1Word interlined in place of “sober.”

2Manuscript: “we.”

3Omitted period at right margin editorially supplied.

4Preceding four words interlined.

5Manuscript: “th.”

6Manuscript: “ther.”

7Omitted word editorially supplied.

Index Entries

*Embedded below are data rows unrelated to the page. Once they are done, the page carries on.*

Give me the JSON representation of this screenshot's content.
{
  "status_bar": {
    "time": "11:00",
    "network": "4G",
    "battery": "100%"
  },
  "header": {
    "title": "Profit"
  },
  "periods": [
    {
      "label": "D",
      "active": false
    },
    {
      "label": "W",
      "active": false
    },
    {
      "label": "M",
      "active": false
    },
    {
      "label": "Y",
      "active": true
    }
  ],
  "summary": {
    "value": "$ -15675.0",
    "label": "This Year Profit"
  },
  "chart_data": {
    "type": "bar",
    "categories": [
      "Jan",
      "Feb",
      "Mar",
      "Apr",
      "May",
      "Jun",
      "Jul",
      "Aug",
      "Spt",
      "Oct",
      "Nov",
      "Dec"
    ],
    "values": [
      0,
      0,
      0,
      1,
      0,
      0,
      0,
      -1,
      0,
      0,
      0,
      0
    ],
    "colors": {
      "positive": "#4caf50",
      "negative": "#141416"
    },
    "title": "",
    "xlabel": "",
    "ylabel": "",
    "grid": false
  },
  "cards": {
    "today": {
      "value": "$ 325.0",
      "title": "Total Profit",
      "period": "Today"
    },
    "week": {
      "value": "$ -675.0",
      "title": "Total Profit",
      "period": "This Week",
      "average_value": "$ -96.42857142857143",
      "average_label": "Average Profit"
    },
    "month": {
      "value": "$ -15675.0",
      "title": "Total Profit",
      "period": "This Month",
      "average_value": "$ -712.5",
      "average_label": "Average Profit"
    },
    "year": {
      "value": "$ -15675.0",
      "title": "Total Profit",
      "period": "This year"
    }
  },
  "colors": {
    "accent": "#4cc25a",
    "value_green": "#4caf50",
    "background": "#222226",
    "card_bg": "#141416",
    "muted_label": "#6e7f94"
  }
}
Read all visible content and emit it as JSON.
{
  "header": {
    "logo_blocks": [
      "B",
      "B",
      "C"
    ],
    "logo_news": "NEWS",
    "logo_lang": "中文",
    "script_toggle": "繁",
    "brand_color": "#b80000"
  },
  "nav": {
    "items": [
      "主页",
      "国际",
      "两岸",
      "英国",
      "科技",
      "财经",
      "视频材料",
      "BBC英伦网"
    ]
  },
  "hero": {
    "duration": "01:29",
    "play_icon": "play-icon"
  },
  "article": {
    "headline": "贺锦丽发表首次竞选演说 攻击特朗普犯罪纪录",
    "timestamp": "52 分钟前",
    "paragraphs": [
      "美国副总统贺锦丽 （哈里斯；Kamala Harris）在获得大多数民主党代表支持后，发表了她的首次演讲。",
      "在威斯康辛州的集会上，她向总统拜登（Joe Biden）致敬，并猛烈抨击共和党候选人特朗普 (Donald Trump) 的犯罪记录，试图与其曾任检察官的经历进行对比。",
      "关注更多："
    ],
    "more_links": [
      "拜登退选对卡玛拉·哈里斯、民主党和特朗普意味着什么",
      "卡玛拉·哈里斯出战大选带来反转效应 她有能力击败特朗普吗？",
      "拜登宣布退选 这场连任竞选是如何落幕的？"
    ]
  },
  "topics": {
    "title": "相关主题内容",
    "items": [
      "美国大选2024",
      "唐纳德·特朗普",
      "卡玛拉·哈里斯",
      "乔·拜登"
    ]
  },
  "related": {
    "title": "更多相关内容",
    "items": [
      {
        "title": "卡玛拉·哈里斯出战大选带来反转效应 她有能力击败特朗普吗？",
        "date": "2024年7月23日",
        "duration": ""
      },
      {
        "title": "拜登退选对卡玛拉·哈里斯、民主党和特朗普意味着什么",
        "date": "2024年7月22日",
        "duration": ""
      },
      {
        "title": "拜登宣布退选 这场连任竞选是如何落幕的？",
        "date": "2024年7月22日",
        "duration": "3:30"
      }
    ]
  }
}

  • alcohol; whiskey search
  • Baker, John Wayles (TJ’s grandnephew); education of search
  • Charlottesville Academy; misbehavior of students search
  • clothing; breeches search
  • clothing; coats search
  • drunkenness; of Charlottesville Academy students search
  • Eppes, Francis Wayles (TJ’s grandson); education of, in Charlottesville search
  • French language; spoken in boardinghouses search
  • Harvard University; H. B. Trist plans to attend search
  • health; colic search
  • insects; maggots search
  • Jefferson, Thomas; Health; colic search
  • Laporte, Peter; tavern of search
  • Laporte, Peter; visits Monticello search
  • Laporte’s boardinghouse (Charlottesville); French language spoken at search
  • Laporte’s boardinghouse (Charlottesville); misbehavior of boarders search
  • Minor, Peter; E. Trist visits search
  • Monticello (TJ’s Albemarle Co. estate); Visitors to; Laporte, Peter search
  • Napoleon I, emperor of France; mentioned search
  • Pennsylvania, University of search
  • Preston, John Bowker; studies at Charlottesville Academy search
  • Randolph, Martha Jefferson (Patsy; TJ’s daughter; Thomas Mann Randolph’s wife); defends Charlottesville Academy students search
  • schools and colleges; Harvard University search
  • schools and colleges; University of Pennsylvania search
  • Stack, Gerard E.; and Charlottesville Academy search
  • Trist, Elizabeth House; and grandchildren’s education search
  • Trist, Hore Browse (1802–56); and Charlottesville Academy search
  • Trist, Hore Browse (1802–56); education of search
  • Trist, Hore Browse (1802–56); identified search
  • Trist, Hore Browse (1802–56); letter from, to N. P. Trist search
  • Trist, Hore Browse (1802–56); visits Monticello search
  • Trist, Nicholas Philip; letter to, from H. B. Trist search
  • Virginia, University of; Establishment; opening of delayed search
  • whiskey; students consume search
  • wine; students consume search